The UK Civil Aviation Authority launched an enforcement action against Ryanair on Wednesday, following the airline’s failure to pay compensation to passengers under European Commission Regulation 261/2004 for flight disruptions resulting from pilot strikes over the summer.
Ryanair passengers have issued claims for compensation directly to the airline, but the airline rejected them, said the CAA in a statement. Passengers can and have, as allowed by UK law, escalate their complaints to AviationADR, a body approved by the CAA to provide alternative dispute resolution for passenger complaints.
Ryanair has since informed the CAA that it has ended its agreement with AviationADR. As the CAA said at the time of the industrial action, the strikes did not amount to “extraordinary circumstances” and therefore weren’t exempt from passenger compensation rules.
As a result of Ryanair’s action, passengers with an existing claim will now have to await the outcome of the CAA’s enforcement action.
For its part, Ryanair points to rulings in three European countries that strikes at airlines based there did, in fact, constitute extraordinary circumstances. “Courts in Germany, Spain, and Italy have already ruled that strikes are an “extraordinary circumstance” and EU261 compensation does not apply,” said Ryanair in a statement to AIN. “We expect the UK CAA and courts will follow this precedent.”
Ryanair also cited a research note from Irish investment banking firm Goodbody highlighting those rulings. “We note the Barcelona Court decision in October, which noted no compensation is due to customers whose flights are canceled due to an internal strike,” said Goodbody. “Similarly, in the past, Lufthansa [was] not obliged to pay EU261 allowances when pilots [struck] for 15 days.
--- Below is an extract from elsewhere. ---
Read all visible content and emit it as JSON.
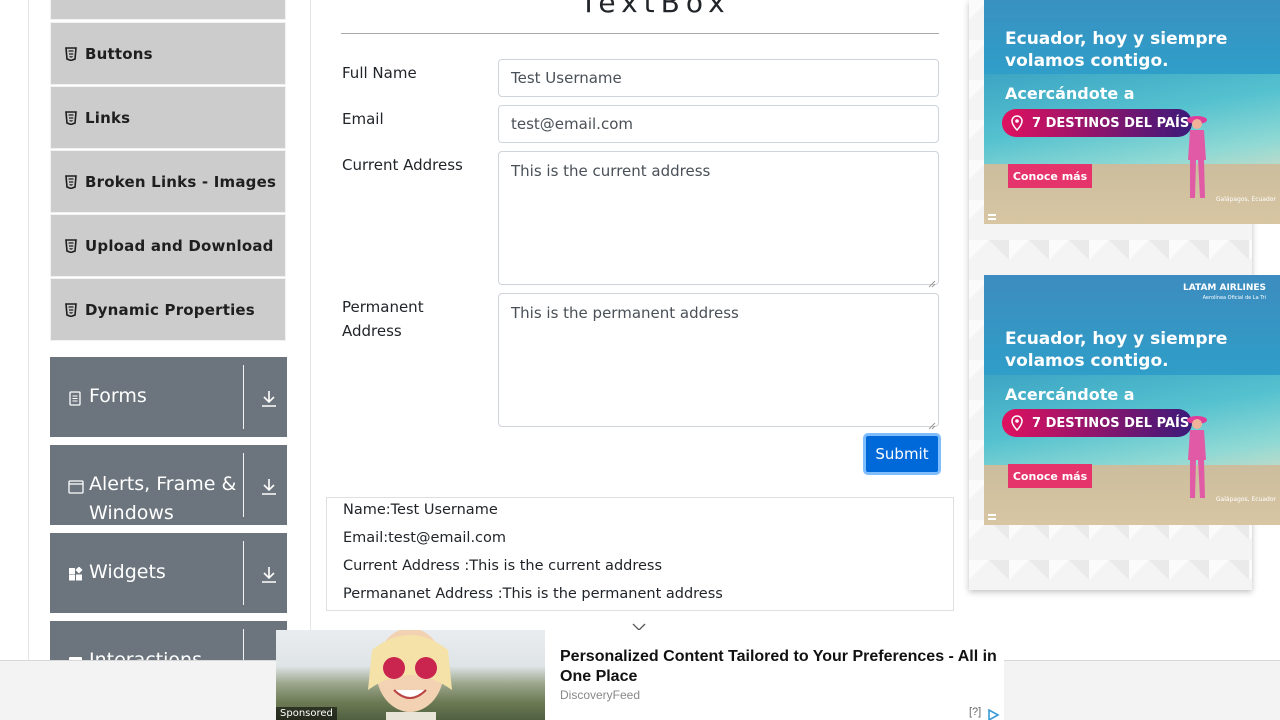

Further to the UK CAA action against Ryanair, we note no action was taken against British Airways during its staff strikes last year."
However, Goodbody also noted that the UK enforcement action would overshadow the positive development on Tuesday regarding a new agreement reached between Ryanair and the VC pilots union in Germany. The sides expect to sign a four-year labor agreement by the end of March, until which time the pilots have agreed not to strike.